I've always maintained that colleges hold most of the cards in the admissions poker game. If you're a high school senior applying to a so-called "elite," "top-tier," or plain old "prestigious" school, then be prepared to enter a Wal-Mart Super Center-sized seller's market. You badly want what these colleges are selling, and they know it. Thus, they have interesting ways to persuade you to commit to enrolling. That is, if you're good enough.
The National Association for College Admission Counseling (NACAC) has released a report documenting one of the most common of these enrollment "incentives": Early Decision (ED). For those of you who don't know what ED is (no, I'm not talking about the reason we see so many Viagra and Cialis ads on TV and in our email inboxes), I'll explain. Early Decision is a college application option whereby high school seniors complete their application process and submit all the appropriate paperwork by early-to-mid-November.
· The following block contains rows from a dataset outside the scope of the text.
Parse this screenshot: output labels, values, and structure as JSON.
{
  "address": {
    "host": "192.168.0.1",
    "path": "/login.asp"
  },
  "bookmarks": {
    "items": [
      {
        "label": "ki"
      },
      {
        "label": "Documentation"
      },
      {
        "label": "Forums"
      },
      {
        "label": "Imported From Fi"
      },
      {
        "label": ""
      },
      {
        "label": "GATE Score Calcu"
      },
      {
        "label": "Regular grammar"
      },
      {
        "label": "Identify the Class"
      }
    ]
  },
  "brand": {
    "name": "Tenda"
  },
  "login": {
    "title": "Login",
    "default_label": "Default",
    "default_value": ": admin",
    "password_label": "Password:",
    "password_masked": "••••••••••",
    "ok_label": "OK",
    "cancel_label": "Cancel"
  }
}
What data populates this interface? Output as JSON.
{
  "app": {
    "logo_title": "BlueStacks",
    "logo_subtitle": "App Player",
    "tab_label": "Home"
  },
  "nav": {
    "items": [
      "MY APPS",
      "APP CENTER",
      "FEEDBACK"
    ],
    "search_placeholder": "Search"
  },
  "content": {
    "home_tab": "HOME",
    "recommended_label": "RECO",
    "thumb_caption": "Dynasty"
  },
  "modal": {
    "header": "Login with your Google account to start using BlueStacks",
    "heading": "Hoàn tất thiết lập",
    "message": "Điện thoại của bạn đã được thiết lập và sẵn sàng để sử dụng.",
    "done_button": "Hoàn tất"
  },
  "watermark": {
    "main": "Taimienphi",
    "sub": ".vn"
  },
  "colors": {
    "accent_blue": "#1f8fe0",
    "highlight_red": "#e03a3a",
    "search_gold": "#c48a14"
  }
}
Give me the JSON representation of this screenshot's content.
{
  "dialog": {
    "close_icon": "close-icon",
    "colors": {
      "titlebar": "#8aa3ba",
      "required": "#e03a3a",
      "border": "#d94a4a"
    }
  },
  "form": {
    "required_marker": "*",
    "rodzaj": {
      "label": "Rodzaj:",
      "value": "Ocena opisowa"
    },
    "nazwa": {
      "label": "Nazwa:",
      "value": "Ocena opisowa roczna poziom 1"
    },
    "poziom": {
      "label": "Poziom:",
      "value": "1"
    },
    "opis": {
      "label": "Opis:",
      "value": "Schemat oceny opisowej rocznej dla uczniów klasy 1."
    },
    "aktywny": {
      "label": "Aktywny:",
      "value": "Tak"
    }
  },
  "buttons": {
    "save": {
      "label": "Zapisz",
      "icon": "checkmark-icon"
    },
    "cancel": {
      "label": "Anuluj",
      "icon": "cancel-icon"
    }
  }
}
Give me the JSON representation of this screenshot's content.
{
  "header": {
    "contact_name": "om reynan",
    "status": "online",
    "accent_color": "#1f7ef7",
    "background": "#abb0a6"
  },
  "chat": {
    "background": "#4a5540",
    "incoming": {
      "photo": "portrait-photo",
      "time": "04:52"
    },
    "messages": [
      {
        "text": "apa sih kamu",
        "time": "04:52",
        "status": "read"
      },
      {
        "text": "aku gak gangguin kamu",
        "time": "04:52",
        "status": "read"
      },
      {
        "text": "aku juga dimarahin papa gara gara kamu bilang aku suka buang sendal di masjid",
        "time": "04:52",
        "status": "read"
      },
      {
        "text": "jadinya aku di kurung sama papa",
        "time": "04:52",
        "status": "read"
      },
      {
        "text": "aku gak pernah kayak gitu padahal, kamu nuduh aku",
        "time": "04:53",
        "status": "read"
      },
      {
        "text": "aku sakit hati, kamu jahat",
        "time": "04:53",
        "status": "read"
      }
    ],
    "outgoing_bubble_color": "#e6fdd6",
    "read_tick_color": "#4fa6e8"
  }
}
Then, an admission decision is delivered in December, before Christmas, but usually earlier in that month. If the decision is "accepted," then the applicant is committed to enroll (they have signed a document stating that they will enroll if accepted). There are other possible outcomes: Deferred (a final decision on acceptance will be issued in the spring) or Denied ("sorry, you're history here"). For those deferred, there's yet another possible outcome in the spring: the wait list ("maybe we'll let you in, but, then again, maybe not"). Wait lists are collegiate purgatory, but that's a topic for another post.